Full Text of the Excerpt

JACQUELYN HALL:
Given all of the competitiveness among the different organizations, I'm surprised that SRC didn't get more criticism, or become alienated from various organizations because of this squabbling for money. I don't know of criticism about this.
LESLIE W. DUNBAR:
Well, thank you. I think we did a fairly good job. I think Wiley is principally responsible. Vernon Jordan got into it too. I guess Vernon's title was Assistant to the Executive Director, but then he got two titles. He was Assistant to the Executive Director of SRC, and Assistant to the Director of VEP.
JACQUELYN HALL:
You first hired him as your assistant? Where did you find him?
LESLIE W. DUNBAR:
Vernon was the Georgia NAACP Director. I'd met him around town someplace. I think I first met him at Frances Pauley's house one time. Paul Rilling left to go elsewhere, and I gave Paul Anthony Paul Rilling's job. And Paul Anthony became Field Director. Paul had been "Assistant to", and then I found Vernon.
JACQUELYN HALL:
How much money did SNCC get for voter registration drives in comparison to these other organizations?

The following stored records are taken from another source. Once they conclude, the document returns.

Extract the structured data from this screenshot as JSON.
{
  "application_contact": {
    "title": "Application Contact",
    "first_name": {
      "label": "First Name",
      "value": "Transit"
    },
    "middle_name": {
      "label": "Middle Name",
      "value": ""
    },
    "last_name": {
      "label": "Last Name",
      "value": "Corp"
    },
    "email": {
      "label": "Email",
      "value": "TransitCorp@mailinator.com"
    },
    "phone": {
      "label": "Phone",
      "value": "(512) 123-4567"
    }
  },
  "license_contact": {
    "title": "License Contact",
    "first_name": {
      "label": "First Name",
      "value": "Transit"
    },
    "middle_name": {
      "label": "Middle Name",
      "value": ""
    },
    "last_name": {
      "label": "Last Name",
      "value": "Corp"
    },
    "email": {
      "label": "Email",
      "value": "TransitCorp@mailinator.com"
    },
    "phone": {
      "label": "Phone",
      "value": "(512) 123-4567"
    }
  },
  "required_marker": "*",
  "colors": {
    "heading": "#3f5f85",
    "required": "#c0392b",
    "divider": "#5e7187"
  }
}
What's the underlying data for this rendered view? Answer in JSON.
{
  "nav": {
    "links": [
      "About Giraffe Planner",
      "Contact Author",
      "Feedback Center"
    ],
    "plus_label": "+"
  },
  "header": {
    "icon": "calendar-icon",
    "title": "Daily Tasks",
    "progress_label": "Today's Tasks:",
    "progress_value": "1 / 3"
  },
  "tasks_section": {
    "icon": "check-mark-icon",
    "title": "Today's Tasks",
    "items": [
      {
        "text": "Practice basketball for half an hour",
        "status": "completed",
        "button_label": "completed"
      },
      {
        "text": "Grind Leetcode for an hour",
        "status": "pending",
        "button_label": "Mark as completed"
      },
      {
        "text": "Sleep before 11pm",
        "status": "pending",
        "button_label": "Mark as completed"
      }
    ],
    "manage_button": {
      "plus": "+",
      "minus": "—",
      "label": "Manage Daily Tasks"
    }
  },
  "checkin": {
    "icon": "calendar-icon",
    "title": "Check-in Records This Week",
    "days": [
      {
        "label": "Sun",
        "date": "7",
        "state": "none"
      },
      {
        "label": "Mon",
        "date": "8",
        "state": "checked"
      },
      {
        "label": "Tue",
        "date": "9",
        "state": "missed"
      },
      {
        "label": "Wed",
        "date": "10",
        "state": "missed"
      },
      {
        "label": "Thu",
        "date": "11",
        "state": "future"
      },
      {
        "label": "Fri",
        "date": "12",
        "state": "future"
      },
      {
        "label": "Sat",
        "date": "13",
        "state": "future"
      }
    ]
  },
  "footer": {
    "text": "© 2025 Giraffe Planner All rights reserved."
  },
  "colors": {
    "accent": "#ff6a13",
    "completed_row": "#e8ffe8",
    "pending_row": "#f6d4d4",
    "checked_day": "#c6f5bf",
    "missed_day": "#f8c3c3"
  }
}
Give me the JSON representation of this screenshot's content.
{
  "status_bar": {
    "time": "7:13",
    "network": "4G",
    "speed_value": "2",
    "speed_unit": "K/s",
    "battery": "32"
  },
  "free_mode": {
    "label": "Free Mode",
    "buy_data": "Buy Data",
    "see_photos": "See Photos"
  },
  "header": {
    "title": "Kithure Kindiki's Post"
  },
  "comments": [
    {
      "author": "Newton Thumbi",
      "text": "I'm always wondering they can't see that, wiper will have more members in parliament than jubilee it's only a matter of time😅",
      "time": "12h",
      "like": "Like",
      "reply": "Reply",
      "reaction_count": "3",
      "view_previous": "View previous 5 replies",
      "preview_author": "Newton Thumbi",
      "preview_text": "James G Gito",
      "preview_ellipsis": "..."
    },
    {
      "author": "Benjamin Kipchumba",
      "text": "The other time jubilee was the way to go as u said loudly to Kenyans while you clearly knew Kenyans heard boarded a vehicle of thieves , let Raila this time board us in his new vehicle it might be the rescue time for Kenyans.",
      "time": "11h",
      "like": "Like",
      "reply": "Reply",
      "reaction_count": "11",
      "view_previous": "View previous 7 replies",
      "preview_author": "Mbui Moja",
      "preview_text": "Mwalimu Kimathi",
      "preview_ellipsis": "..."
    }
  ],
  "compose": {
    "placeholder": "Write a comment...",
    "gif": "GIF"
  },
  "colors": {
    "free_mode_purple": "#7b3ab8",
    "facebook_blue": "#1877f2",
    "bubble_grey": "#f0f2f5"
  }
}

LESLIE W. DUNBAR:
I couldn't tell you any longer. If you took SNCC plus COFO, there's no doubt in my memory that SNCC would have received a larger sum of money than any of the other big organizations. That's not altogether accurate, because COFO also included CORE [Congress of Racial Equality]. COFO essentially was SNCC and CORE in Mississippi, but SNCC more than CORE. After the first year, when we had just made a gesture in the direction of the Urban League, they didn't get anything. We insisted with SCLC that we would not give them money for general voter registration programs. They had to say where. And that became difficult.
JACQUELYN HALL:
In a recent documentary about the life of Martin Luther King, and other popular versions of the history of the civil rights movement that I've seen, SCLC definately has center stage, and SNCC was definately less important.
LESLIE W. DUNBAR:
The most effective voter registration work that SCLC did was what was called the Citizenship Education Program, which was funded by the Field Foundation. This was separate entirely from VEP. It had nothing to do with me either. It meant a lot. The Citizenship Education Program got set up in 1961 or '62. It was an outgrowth of things going on at Highlander. It was under the administrative jurisdiction of the United Church. The field grant always went to the United Church. That is pretty much why Andy Young got involved; he was a United Church minister. Andy came back south, hired by the United Church to head the Citizenship Education Program, as its Director. All during the movement days, Andy was on that payroll. He spent most of his time in Atlanta, working for King, and nobody objected to that, but his payroll spot was always over there. Septima Clark, Dorothy Cotton, and Anelle Ponder, and a few others, they did a job. They brought these people in from all over the South. Fannie Lou Hamer is the most distinguished alumna, but she's certainly not the only one. Women pretty much ran the place, under Andy, who was sitting in Atlanta. That was important work. They taught these people how to take a literacy test, and they taught them how to go back where they came from to teach other people how to take the literacy test. That was a real great contribution. They had that center down at McIntosh. One time, when that got unusable, they used Penn for about a year. It's too bad nothing like this goes on now, because we sure need it. It continued to go on for several years. After I got up to Field, it didn't seem to me to make a whole lot of sense to continue funding this through the United Church. I thought SCLC ought to be responsible enough to handle the money itself, so the grant was shifted to SCLC. It was the largest single grant the Field Foundation made, at the time I went up there, and it stayed that way for a while. Field was pouring one hundred forty or one hundred fifty thousand dollars a year into that, in addition to what it was giving VEP.